|Proper Prior Practice Prevents Piddly Poor Performance
Once again, David and I have been traveling and performing and once again, I’ve met creative colleagues — teachers, performers, church musicians all. Of course, we talk about our work in all its guises and share ideas, thoughts, repertoire, and pithy comments.
From my conversations with Gregory Largent in Saginaw, Michigan comes the inspiration for this article — the 7 P words.
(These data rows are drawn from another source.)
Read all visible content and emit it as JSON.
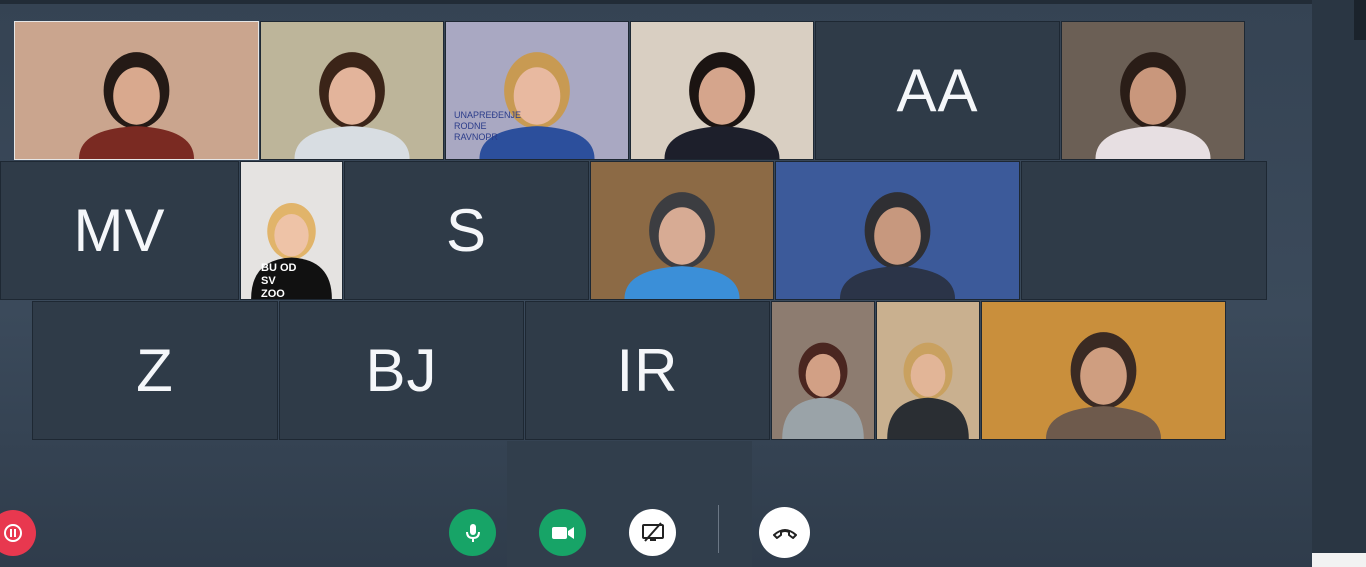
{
  "meeting": {
    "participants_row1": [
      {
        "type": "video",
        "label": "participant-1",
        "bg": "#caa58e",
        "shirt": "#7a2a22",
        "hair": "#241a16",
        "skin": "#d9a98e"
      },
      {
        "type": "video",
        "label": "participant-2",
        "bg": "#bdb59a",
        "shirt": "#d8dde2",
        "hair": "#3b2418",
        "skin": "#e3b49b"
      },
      {
        "type": "video",
        "label": "participant-3",
        "bg": "#a9a8c2",
        "shirt": "#2c4f9c",
        "hair": "#c89a52",
        "skin": "#e8b9a0",
        "banner_text": "UNAPREĐENJE RODNE RAVNOPR"
      },
      {
        "type": "video",
        "label": "participant-4",
        "bg": "#d9cfc2",
        "shirt": "#1d1f2b",
        "hair": "#1b1412",
        "skin": "#d5a58c"
      },
      {
        "type": "avatar",
        "initials": "AA"
      },
      {
        "type": "video",
        "label": "participant-6",
        "bg": "#6b5f55",
        "shirt": "#e7dfe2",
        "hair": "#2a1d17",
        "skin": "#c9977c"
      }
    ],
    "participants_row2": [
      {
        "type": "avatar",
        "initials": "MV"
      },
      {
        "type": "video",
        "label": "participant-8",
        "bg": "#e5e3e1",
        "shirt": "#111111",
        "hair": "#e1b46a",
        "skin": "#eec3a7",
        "shirt_text": "BU OD SV ZOO"
      },
      {
        "type": "avatar",
        "initials": "S"
      },
      {
        "type": "video",
        "label": "participant-10",
        "bg": "#8c6a45",
        "shirt": "#3b8fd8",
        "hair": "#3c3d41",
        "skin": "#d7ab94"
      },
      {
        "type": "video",
        "label": "participant-11",
        "bg": "#3c5a9a",
        "shirt": "#2b3448",
        "hair": "#2f2f33",
        "skin": "#c7987e"
      },
      {
        "type": "empty"
      }
    ],
    "participants_row3": [
      {
        "type": "avatar",
        "initials": "Z"
      },
      {
        "type": "avatar",
        "initials": "BJ"
      },
      {
        "type": "avatar",
        "initials": "IR"
      },
      {
        "type": "video",
        "label": "participant-15",
        "bg": "#8d7c70",
        "shirt": "#9aa3a8",
        "hair": "#4a2620",
        "skin": "#d2a085"
      },
      {
        "type": "video",
        "label": "participant-16",
        "bg": "#c9b08f",
        "shirt": "#2a2e33",
        "hair": "#c9a160",
        "skin": "#e2b597"
      },
      {
        "type": "video",
        "label": "participant-17",
        "bg": "#c98f3c",
        "shirt": "#6e5a4c",
        "hair": "#3a2a23",
        "skin": "#cf9e80"
      }
    ]
  },
  "controls": {
    "pause_color": "#e8384f",
    "mic_color": "#17a467",
    "camera_color": "#17a467",
    "share_color": "#ffffff",
    "hangup_color": "#ffffff"
  }
}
These seven little words just happen to be very apropos this month with the Jordan Organ Studio Spring Recital just a few weeks away.
Let’s take this pithy little phrase apart and see just what we performers are up against!
Proper = of the required type; suitable or appropriate.
Prior = existing or coming before in time, order, or importance.
Practice = to perform (an activity) or exercise (a skill) repeatedly or regularly in order to improve or maintain one’s proficiency.
Prevents = keep (something) from happening or arising.
Piddly = pathetically trivial; trifling.
Poor = worse than is usual, expected, or desirable; of a low or inferior standard or quality.
Performance = a person’s rendering of a dramatic role, song, or piece of music.
Pretty, Pleasant, Pleasing, Profound, Polished, Passionate Performances!
Dr. Jeannine Jordan, concert organist with her husband David, media artist, are the creators and performers of Bach and Sons, From Sea to Shining Sea, and Around the World in 80 Minutes — live organ concerts with multi-media.
Posts tagged ‘practice’
- Plan a specific time to practice each day and stick to it. We all function better at different times during the day. Try out a few different practice times. Do you focus better in the morning or later in the day? Does family or work dictate a practice time? Once you have discovered a time that works in your schedule and with your mindset, put that time on your daily calendar.
- Set an overall goal for each practice session and write it down in a notebook! A practice session goal might be to:
- Work on the cadences in one piece and opening phrases in another
- Practice separate parts in one piece and put all parts together in a second
- Work on a difficult three measure phrase with the metronome and play a full page of another piece with the metronome
- Practice hymns with the pedal and left hand only and reward yourself by playing a favorite hymn with all parts.
- Place sticky notes on your music to track progress. List the date a piece was begun, dates practiced, completion goal, tempo goals with metronome markings defined and met, final tempo goals, other challenges to address. A visible reminder on your music helps you track your goals, challenges and successes.
- Write down questions/challenges/successes during your week of practice in your practice notebook to share with not only your teacher, but also with a colleague or friend.
- Work diligently with the metronome. This is possibly the most difficult task for an organist, but it shortens the learning time by helping maintain a steady tempo from the first practice sessions.
- Focus and never allow mistakes. Thinking you will easily play through a difficult passage the “next time” is one of the biggest mistakes. Mistakes made repeatedly while waiting for that “next time” take hours of practice to correct.
- Play the best you can each time you play. Do not settle for mediocre playing.
- Play a “fun” or reward piece at the end of the practice session. After working toward your practice session goal, challenging yourself to play cleanly and well, play something you love and know well to end your practice and work session. You deserve it.
- Enjoy yourself! After all, we play the most magnificent instrument ever built!